Search the data for the word "date" and copy every line where it occurs.

▶

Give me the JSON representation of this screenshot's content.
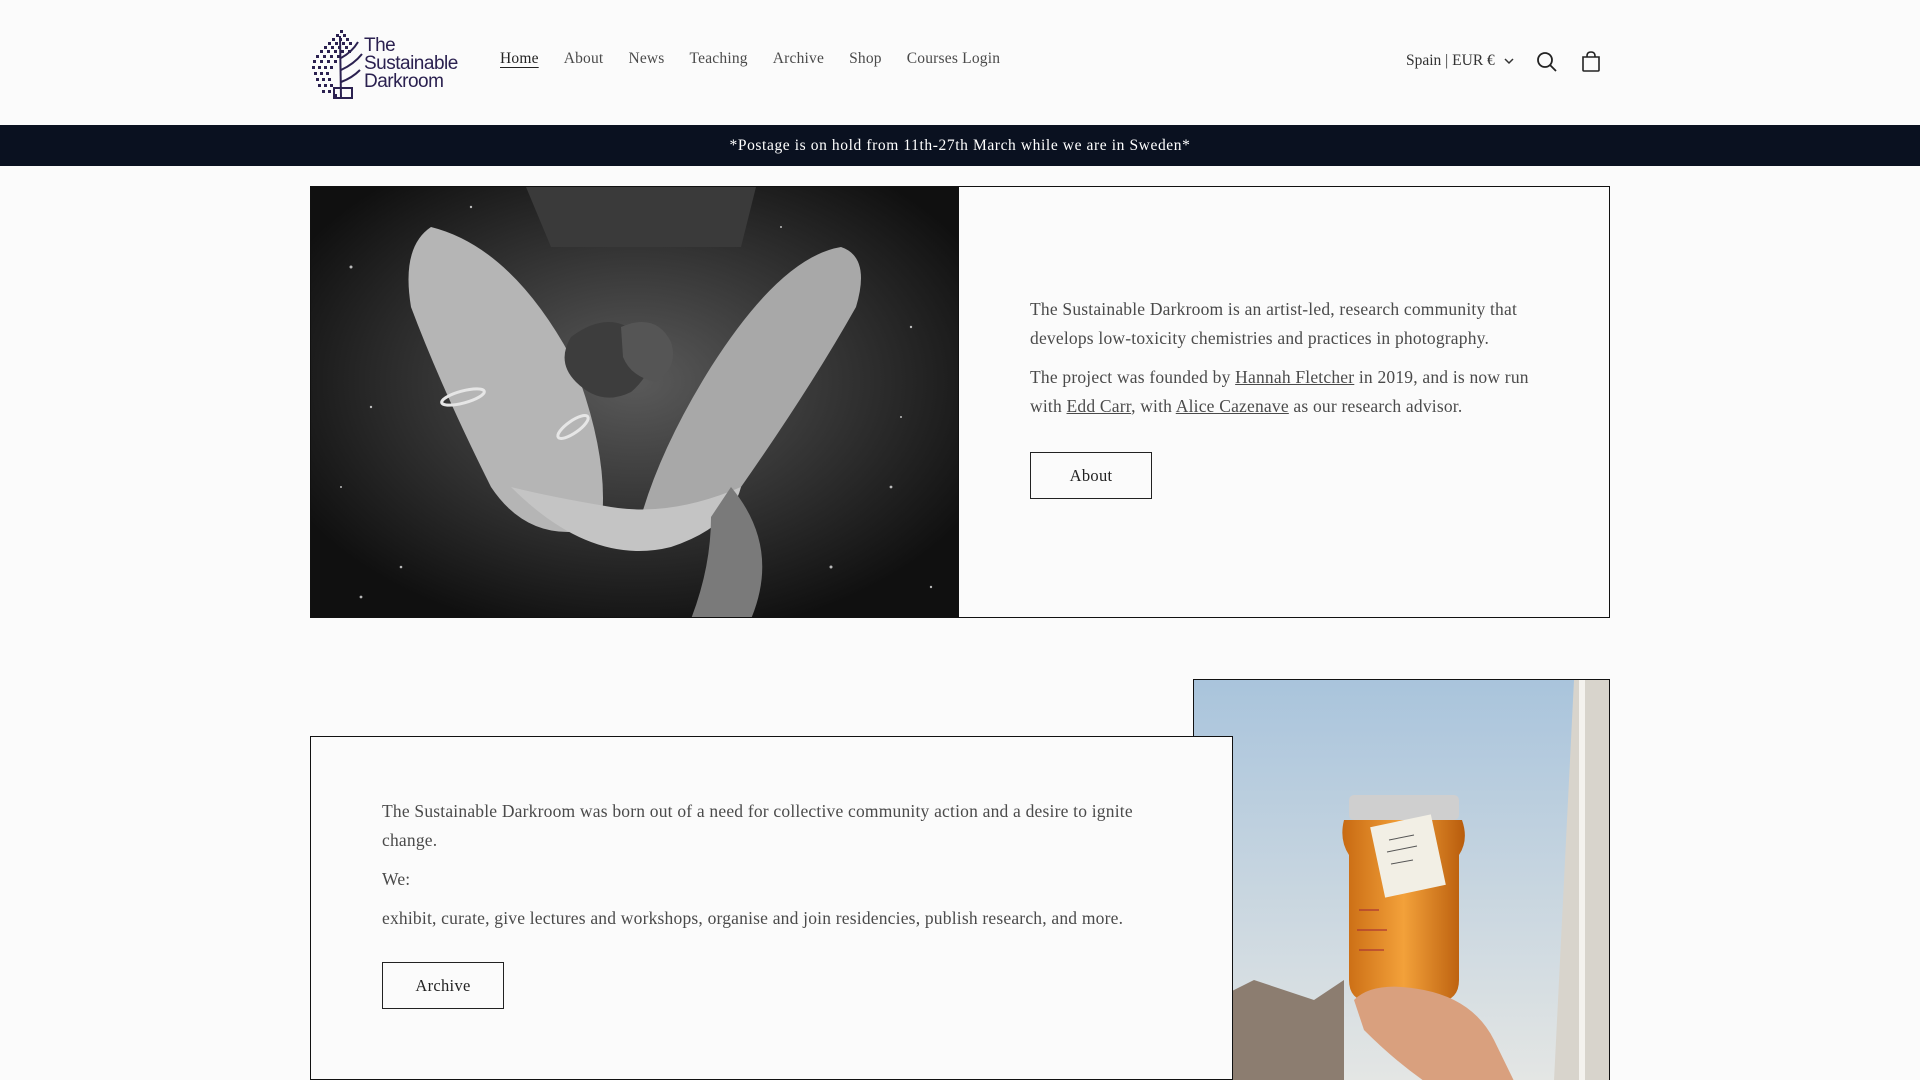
{
  "header": {
    "logo_line1": "The",
    "logo_line2": "Sustainable",
    "logo_line3": "Darkroom",
    "nav": [
      {
        "label": "Home",
        "active": true
      },
      {
        "label": "About"
      },
      {
        "label": "News"
      },
      {
        "label": "Teaching"
      },
      {
        "label": "Archive"
      },
      {
        "label": "Shop"
      },
      {
        "label": "Courses Login"
      }
    ],
    "locale": "Spain | EUR €",
    "icons": [
      "search-icon",
      "cart-icon",
      "chevron-down-icon"
    ]
  },
  "announcement": "*Postage is on hold from 11th-27th March while we are in Sweden*",
  "intro": {
    "paragraph1": "The Sustainable Darkroom is an artist-led, research community that develops low-toxicity chemistries and practices in photography.",
    "p2_part1": "The project was founded by ",
    "link_hannah": "Hannah Fletcher",
    "p2_part2": " in 2019, and is now run with ",
    "link_edd": "Edd Carr",
    "p2_part3": ", with ",
    "link_alice": "Alice Cazenave",
    "p2_part4": " as our research advisor.",
    "button": "About"
  },
  "mission": {
    "paragraph1": "The Sustainable Darkroom was born out of a need for collective community action and a desire to ignite change.",
    "paragraph2": "We:",
    "paragraph3": "exhibit, curate, give lectures and workshops, organise and join residencies, publish research, and more.",
    "button": "Archive"
  },
  "images": {
    "hands_photo": "black-and-white photo of cupped hands holding a leaf",
    "jar_photo": "hand holding a glass jar of amber developer"
  },
  "colors": {
    "background": "#fbfbfb",
    "announcement_bg": "#0a1120",
    "text": "#4a4a4a",
    "logo": "#2b2150"
  }
}
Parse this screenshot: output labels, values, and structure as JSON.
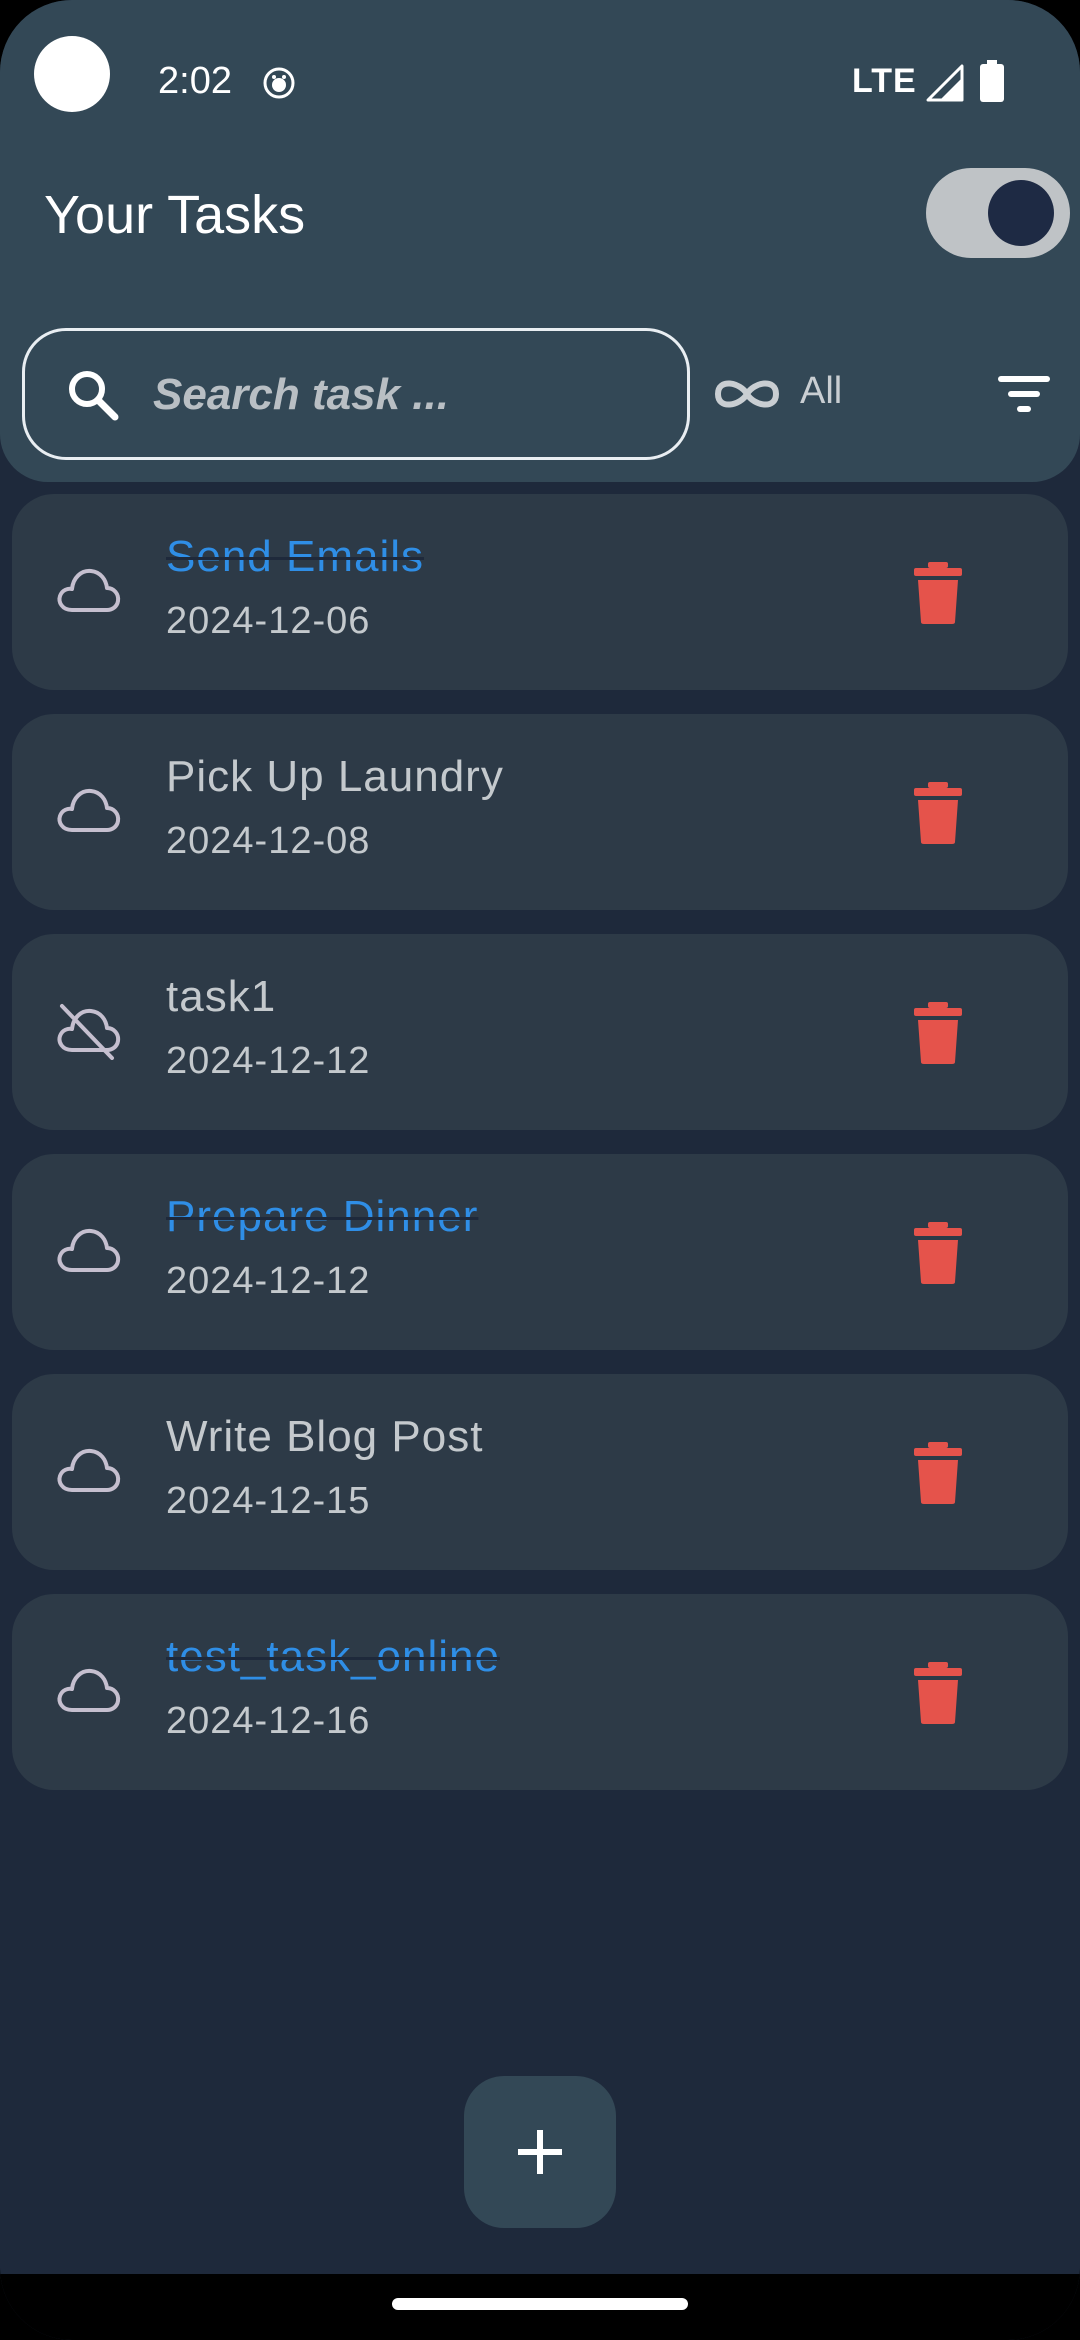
{
  "status_bar": {
    "time": "2:02",
    "network": "LTE",
    "icons": [
      "notification-icon",
      "signal-icon",
      "battery-icon"
    ]
  },
  "app_bar": {
    "title": "Your Tasks",
    "toggle_on": true
  },
  "search": {
    "placeholder": "Search task ...",
    "value": ""
  },
  "filter": {
    "label": "All",
    "icon": "infinity-icon"
  },
  "tasks": [
    {
      "title": "Send Emails",
      "date": "2024-12-06",
      "completed": true,
      "synced": true
    },
    {
      "title": "Pick Up Laundry",
      "date": "2024-12-08",
      "completed": false,
      "synced": true
    },
    {
      "title": "task1",
      "date": "2024-12-12",
      "completed": false,
      "synced": false
    },
    {
      "title": "Prepare Dinner",
      "date": "2024-12-12",
      "completed": true,
      "synced": true
    },
    {
      "title": "Write Blog Post",
      "date": "2024-12-15",
      "completed": false,
      "synced": true
    },
    {
      "title": "test_task_online",
      "date": "2024-12-16",
      "completed": true,
      "synced": true
    }
  ],
  "colors": {
    "background": "#1e293b",
    "header": "#334856",
    "card": "#2d3a47",
    "completed_title": "#2f8ee6",
    "delete": "#e5534b",
    "text": "#c4c9cd"
  },
  "fab": {
    "icon": "plus-icon"
  }
}
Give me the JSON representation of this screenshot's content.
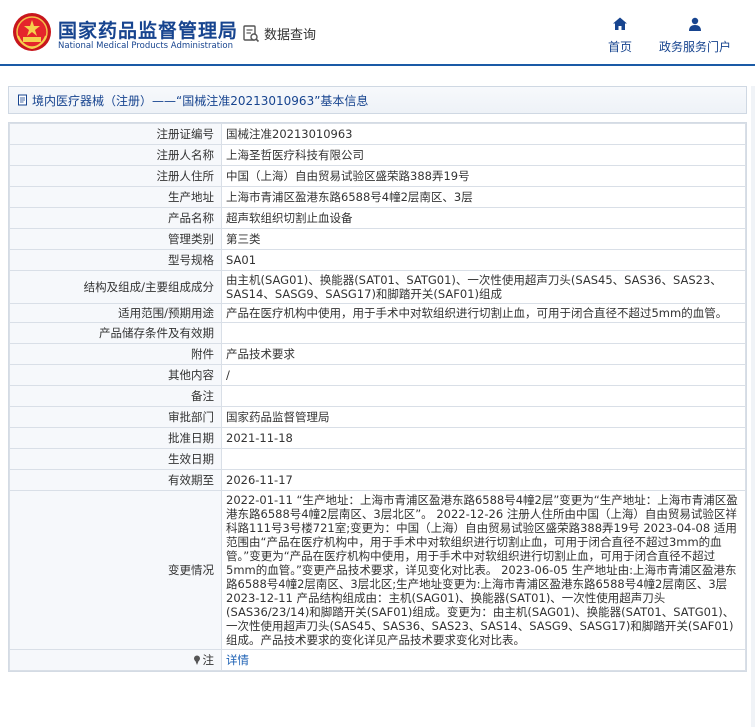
{
  "header": {
    "brand_cn": "国家药品监督管理局",
    "brand_en": "National Medical Products Administration",
    "db_link": "数据查询",
    "nav": [
      {
        "label": "首页",
        "icon": "home-icon"
      },
      {
        "label": "政务服务门户",
        "icon": "user-icon"
      }
    ]
  },
  "breadcrumb": "境内医疗器械（注册）——“国械注准20213010963”基本信息",
  "colors": {
    "brand": "#17448f",
    "link": "#1b5fb3",
    "label_bg": "#f6f8fb"
  },
  "rows": [
    {
      "label": "注册证编号",
      "value": "国械注准20213010963"
    },
    {
      "label": "注册人名称",
      "value": "上海圣哲医疗科技有限公司"
    },
    {
      "label": "注册人住所",
      "value": "中国（上海）自由贸易试验区盛荣路388弄19号"
    },
    {
      "label": "生产地址",
      "value": "上海市青浦区盈港东路6588号4幢2层南区、3层"
    },
    {
      "label": "产品名称",
      "value": "超声软组织切割止血设备"
    },
    {
      "label": "管理类别",
      "value": "第三类"
    },
    {
      "label": "型号规格",
      "value": "SA01"
    },
    {
      "label": "结构及组成/主要组成成分",
      "value": "由主机(SAG01)、换能器(SAT01、SATG01)、一次性使用超声刀头(SAS45、SAS36、SAS23、SAS14、SASG9、SASG17)和脚踏开关(SAF01)组成"
    },
    {
      "label": "适用范围/预期用途",
      "value": "产品在医疗机构中使用，用于手术中对软组织进行切割止血，可用于闭合直径不超过5mm的血管。"
    },
    {
      "label": "产品储存条件及有效期",
      "value": ""
    },
    {
      "label": "附件",
      "value": "产品技术要求"
    },
    {
      "label": "其他内容",
      "value": "/"
    },
    {
      "label": "备注",
      "value": ""
    },
    {
      "label": "审批部门",
      "value": "国家药品监督管理局"
    },
    {
      "label": "批准日期",
      "value": "2021-11-18"
    },
    {
      "label": "生效日期",
      "value": ""
    },
    {
      "label": "有效期至",
      "value": "2026-11-17"
    },
    {
      "label": "变更情况",
      "value": "2022-01-11 “生产地址：上海市青浦区盈港东路6588号4幢2层”变更为“生产地址：上海市青浦区盈港东路6588号4幢2层南区、3层北区”。 2022-12-26 注册人住所由中国（上海）自由贸易试验区祥科路111号3号楼721室;变更为：中国（上海）自由贸易试验区盛荣路388弄19号 2023-04-08 适用范围由“产品在医疗机构中，用于手术中对软组织进行切割止血，可用于闭合直径不超过3mm的血管。”变更为“产品在医疗机构中使用，用于手术中对软组织进行切割止血，可用于闭合直径不超过5mm的血管。”变更产品技术要求，详见变化对比表。 2023-06-05 生产地址由:上海市青浦区盈港东路6588号4幢2层南区、3层北区;生产地址变更为:上海市青浦区盈港东路6588号4幢2层南区、3层 2023-12-11 产品结构组成由：主机(SAG01)、换能器(SAT01)、一次性使用超声刀头(SAS36/23/14)和脚踏开关(SAF01)组成。变更为：由主机(SAG01)、换能器(SAT01、SATG01)、一次性使用超声刀头(SAS45、SAS36、SAS23、SAS14、SASG9、SASG17)和脚踏开关(SAF01)组成。产品技术要求的变化详见产品技术要求变化对比表。"
    },
    {
      "label": "注",
      "value": "详情",
      "is_link": true
    }
  ]
}
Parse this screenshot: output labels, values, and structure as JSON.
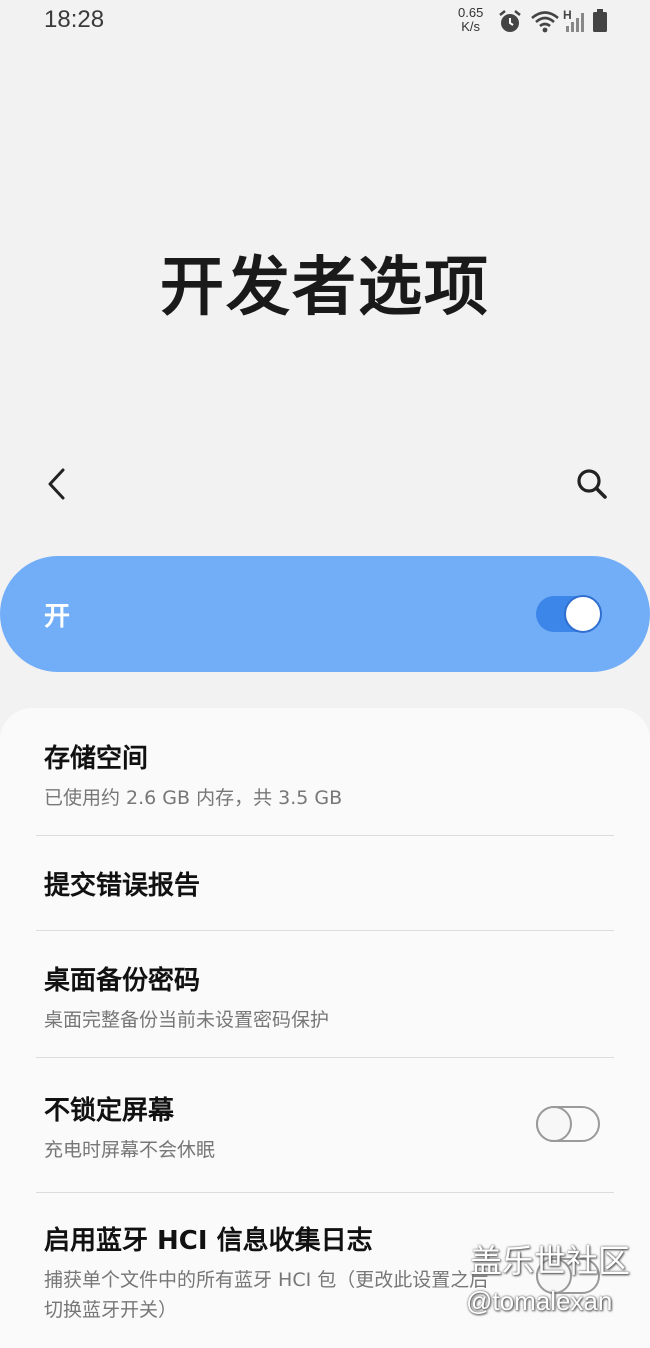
{
  "status_bar": {
    "time": "18:28",
    "net_speed_value": "0.65",
    "net_speed_unit": "K/s",
    "network_type": "H",
    "icons": [
      "alarm-icon",
      "wifi-icon",
      "signal-icon",
      "battery-icon"
    ]
  },
  "page": {
    "title": "开发者选项"
  },
  "nav": {
    "back_icon": "back-arrow-icon",
    "search_icon": "search-icon"
  },
  "master_switch": {
    "label": "开",
    "state": "on",
    "color": "#72aef8"
  },
  "settings": [
    {
      "title": "存储空间",
      "subtitle": "已使用约 2.6 GB 内存，共 3.5 GB"
    },
    {
      "title": "提交错误报告",
      "subtitle": ""
    },
    {
      "title": "桌面备份密码",
      "subtitle": "桌面完整备份当前未设置密码保护"
    },
    {
      "title": "不锁定屏幕",
      "subtitle": "充电时屏幕不会休眠",
      "toggle": "off"
    },
    {
      "title": "启用蓝牙 HCI 信息收集日志",
      "subtitle": "捕获单个文件中的所有蓝牙 HCI 包（更改此设置之后切换蓝牙开关）",
      "toggle": "off"
    }
  ],
  "watermark": {
    "line1": "盖乐世社区",
    "line2": "@tomalexan"
  }
}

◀

*Response area:*
      "date": "2024-12-06",
      "date": "2024-12-08",
      "date": "2024-12-12",
      "date": "2024-12-12",
      "date": "2024-12-15",
      "date": "2024-12-16",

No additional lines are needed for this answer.